NAMI
National Alliance on Mental Illness
page printed from http://www.nami.org/
(800) 950-NAMI; info@nami.org
©2014
 

Ask The Psychiatric Pharmacist #17

Written by Meredith Shawn Riser, Pharm.D., and Eugene H. Maklela, Pharm.D., BCPP

I have heard that there may be negative effects associated with stopping antidepressants. Is this true?

Yes, this is true. The effects you may experience if you abruptly stop an antidepressant medication are known as discontinuation or withdrawal symptoms.
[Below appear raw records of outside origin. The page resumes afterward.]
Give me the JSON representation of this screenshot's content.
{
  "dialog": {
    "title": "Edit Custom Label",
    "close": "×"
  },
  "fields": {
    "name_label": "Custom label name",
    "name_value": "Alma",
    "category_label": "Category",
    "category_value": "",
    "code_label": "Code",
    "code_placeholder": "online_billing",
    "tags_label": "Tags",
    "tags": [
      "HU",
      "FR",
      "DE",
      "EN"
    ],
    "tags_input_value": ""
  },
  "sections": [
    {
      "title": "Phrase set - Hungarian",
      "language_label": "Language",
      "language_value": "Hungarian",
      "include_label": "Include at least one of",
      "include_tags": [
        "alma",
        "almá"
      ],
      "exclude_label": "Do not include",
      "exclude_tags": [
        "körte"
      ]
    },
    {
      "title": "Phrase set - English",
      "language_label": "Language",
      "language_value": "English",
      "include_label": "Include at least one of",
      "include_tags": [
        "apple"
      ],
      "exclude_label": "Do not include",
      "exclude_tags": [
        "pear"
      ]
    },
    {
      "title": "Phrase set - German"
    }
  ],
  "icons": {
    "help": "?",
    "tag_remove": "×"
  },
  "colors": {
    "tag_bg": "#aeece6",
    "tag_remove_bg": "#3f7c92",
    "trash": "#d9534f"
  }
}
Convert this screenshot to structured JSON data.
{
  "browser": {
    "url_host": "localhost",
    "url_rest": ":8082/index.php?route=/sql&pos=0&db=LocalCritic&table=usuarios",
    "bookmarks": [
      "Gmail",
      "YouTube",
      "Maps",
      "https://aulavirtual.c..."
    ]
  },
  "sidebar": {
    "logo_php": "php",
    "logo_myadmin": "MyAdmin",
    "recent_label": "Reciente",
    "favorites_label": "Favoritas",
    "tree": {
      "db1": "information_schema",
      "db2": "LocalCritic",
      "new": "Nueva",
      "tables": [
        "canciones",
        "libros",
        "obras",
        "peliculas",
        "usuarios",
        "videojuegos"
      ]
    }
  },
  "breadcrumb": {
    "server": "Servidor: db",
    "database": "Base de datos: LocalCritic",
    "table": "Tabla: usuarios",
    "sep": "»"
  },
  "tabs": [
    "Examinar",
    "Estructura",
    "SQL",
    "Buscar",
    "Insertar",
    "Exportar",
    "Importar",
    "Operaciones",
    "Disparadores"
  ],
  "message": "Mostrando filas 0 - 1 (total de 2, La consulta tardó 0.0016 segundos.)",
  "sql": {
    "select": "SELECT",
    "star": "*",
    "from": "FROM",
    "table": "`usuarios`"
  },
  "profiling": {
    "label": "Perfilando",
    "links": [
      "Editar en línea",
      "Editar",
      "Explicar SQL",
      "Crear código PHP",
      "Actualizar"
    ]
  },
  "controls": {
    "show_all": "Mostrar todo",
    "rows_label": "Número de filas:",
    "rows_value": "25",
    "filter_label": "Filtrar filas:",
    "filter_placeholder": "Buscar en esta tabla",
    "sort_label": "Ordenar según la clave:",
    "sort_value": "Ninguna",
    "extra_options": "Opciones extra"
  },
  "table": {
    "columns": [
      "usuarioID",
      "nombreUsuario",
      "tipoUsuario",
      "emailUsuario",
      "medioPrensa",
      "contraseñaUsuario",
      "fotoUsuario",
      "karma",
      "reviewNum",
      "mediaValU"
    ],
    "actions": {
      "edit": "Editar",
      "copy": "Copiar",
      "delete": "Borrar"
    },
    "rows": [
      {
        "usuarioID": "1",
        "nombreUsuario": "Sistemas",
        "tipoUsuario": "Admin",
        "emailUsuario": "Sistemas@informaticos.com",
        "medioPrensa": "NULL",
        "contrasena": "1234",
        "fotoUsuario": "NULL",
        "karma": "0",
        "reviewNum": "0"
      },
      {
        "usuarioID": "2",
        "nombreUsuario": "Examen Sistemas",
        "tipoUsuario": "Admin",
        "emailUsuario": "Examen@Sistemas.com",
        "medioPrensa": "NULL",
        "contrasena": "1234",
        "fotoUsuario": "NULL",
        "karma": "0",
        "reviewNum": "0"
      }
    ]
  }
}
Up to eighty percent of patients who abruptly stop taking antidepressants develop discontinuation symptoms. These symptoms generally appear within days of stopping an antidepressant and can last up to two weeks. If the antidepressant is restarted, the discontinuation symptoms are quickly eliminated.

Common antidepressant discontinuation symptoms can be divided into four groups.

  • Gastrointestinal symptoms: nausea, vomiting, diarrhea and abdominal cramps
  • Somatic symptoms: headaches, lethargy and sweating
  • Sleep-related symptoms: insomnia, excessive dreaming and nightmares
  • Affective symptoms: anxiety, agitation and low mood

In order to avoid withdrawal symptoms associated with stopping these drugs, the dosages are often reduced gradually by your health care provider. Therefore, you should never abruptly stop taking your antidepressant medication. You should always consult your doctor or pharmacist before discontinuing any medication. Finally, be sure to maintain a sufficient amount of antidepressant medications at all times by refilling your prescriptions regularly.

Thompson C. Discontinuation of antidepressant therapy: Emerging complications and their relevance. J Clin Psychiatry 1998 Oct;59:541-548.

Back